<<<<
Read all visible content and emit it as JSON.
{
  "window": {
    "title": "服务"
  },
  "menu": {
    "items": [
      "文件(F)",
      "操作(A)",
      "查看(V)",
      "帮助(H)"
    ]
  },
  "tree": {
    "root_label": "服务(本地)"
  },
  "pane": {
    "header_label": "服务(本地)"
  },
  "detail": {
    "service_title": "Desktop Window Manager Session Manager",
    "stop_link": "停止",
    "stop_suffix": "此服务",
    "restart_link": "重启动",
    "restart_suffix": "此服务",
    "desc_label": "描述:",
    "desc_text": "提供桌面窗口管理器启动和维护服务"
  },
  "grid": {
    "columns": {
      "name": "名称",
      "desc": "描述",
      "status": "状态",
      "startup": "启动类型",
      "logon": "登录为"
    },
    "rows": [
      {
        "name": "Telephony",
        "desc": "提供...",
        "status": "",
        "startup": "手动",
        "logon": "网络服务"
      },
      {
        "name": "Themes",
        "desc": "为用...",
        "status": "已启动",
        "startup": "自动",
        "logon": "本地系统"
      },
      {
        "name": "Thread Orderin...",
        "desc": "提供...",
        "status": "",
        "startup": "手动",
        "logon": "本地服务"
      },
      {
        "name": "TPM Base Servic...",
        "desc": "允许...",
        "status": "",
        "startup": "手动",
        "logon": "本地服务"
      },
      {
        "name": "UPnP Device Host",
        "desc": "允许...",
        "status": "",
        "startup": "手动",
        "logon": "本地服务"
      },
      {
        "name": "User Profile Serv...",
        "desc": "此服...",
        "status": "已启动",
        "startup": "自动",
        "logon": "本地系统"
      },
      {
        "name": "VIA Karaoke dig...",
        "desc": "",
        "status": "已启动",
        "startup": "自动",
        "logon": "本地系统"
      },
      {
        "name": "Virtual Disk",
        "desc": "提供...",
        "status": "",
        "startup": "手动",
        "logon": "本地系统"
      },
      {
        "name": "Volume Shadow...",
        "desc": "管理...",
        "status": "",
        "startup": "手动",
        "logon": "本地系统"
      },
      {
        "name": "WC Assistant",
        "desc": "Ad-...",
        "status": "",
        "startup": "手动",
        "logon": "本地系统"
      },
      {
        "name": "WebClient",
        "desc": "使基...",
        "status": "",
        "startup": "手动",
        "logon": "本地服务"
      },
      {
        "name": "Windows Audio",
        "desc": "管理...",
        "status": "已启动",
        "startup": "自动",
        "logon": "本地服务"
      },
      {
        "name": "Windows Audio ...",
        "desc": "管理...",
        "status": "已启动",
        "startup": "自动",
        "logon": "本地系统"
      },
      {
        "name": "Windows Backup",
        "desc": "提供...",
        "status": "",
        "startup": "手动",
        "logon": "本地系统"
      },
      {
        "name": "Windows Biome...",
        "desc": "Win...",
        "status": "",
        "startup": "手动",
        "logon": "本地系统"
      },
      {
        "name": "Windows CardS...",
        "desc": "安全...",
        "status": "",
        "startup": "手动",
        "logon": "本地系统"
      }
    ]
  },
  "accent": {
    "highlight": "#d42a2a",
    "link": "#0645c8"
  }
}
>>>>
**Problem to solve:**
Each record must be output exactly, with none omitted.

**Exercise answer:**
Read all visible content and emit it as JSON.
{
  "window": {
    "title": "服务"
  },
  "menu": {
    "items": [
      "文件(F)",
      "操作(A)",
      "查看(V)",
      "帮助(H)"
    ]
  },
  "tree": {
    "root_label": "服务(本地)"
  },
  "pane": {
    "header_label": "服务(本地)"
  },
  "detail": {
    "service_title": "Desktop Window Manager Session Manager",
    "stop_link": "停止",
    "stop_suffix": "此服务",
    "restart_link": "重启动",
    "restart_suffix": "此服务",
    "desc_label": "描述:",
    "desc_text": "提供桌面窗口管理器启动和维护服务"
  },
  "grid": {
    "columns": {
      "name": "名称",
      "desc": "描述",
      "status": "状态",
      "startup": "启动类型",
      "logon": "登录为"
    },
    "rows": [
      {
        "name": "Telephony",
        "desc": "提供...",
        "status": "",
        "startup": "手动",
        "logon": "网络服务"
      },
      {
        "name": "Themes",
        "desc": "为用...",
        "status": "已启动",
        "startup": "自动",
        "logon": "本地系统"
      },
      {
        "name": "Thread Orderin...",
        "desc": "提供...",
        "status": "",
        "startup": "手动",
        "logon": "本地服务"
      },
      {
        "name": "TPM Base Servic...",
        "desc": "允许...",
        "status": "",
        "startup": "手动",
        "logon": "本地服务"
      },
      {
        "name": "UPnP Device Host",
        "desc": "允许...",
        "status": "",
        "startup": "手动",
        "logon": "本地服务"
      },
      {
        "name": "User Profile Serv...",
        "desc": "此服...",
        "status": "已启动",
        "startup": "自动",
        "logon": "本地系统"
      },
      {
        "name": "VIA Karaoke dig...",
        "desc": "",
        "status": "已启动",
        "startup": "自动",
        "logon": "本地系统"
      },
      {
        "name": "Virtual Disk",
        "desc": "提供...",
        "status": "",
        "startup": "手动",
        "logon": "本地系统"
      },
      {
        "name": "Volume Shadow...",
        "desc": "管理...",
        "status": "",
        "startup": "手动",
        "logon": "本地系统"
      },
      {
        "name": "WC Assistant",
        "desc": "Ad-...",
        "status": "",
        "startup": "手动",
        "logon": "本地系统"
      },
      {
        "name": "WebClient",
        "desc": "使基...",
        "status": "",
        "startup": "手动",
        "logon": "本地服务"
      },
      {
        "name": "Windows Audio",
        "desc": "管理...",
        "status": "已启动",
        "startup": "自动",
        "logon": "本地服务"
      },
      {
        "name": "Windows Audio ...",
        "desc": "管理...",
        "status": "已启动",
        "startup": "自动",
        "logon": "本地系统"
      },
      {
        "name": "Windows Backup",
        "desc": "提供...",
        "status": "",
        "startup": "手动",
        "logon": "本地系统"
      },
      {
        "name": "Windows Biome...",
        "desc": "Win...",
        "status": "",
        "startup": "手动",
        "logon": "本地系统"
      },
      {
        "name": "Windows CardS...",
        "desc": "安全...",
        "status": "",
        "startup": "手动",
        "logon": "本地系统"
      }
    ]
  },
  "accent": {
    "highlight": "#d42a2a",
    "link": "#0645c8"
  }
}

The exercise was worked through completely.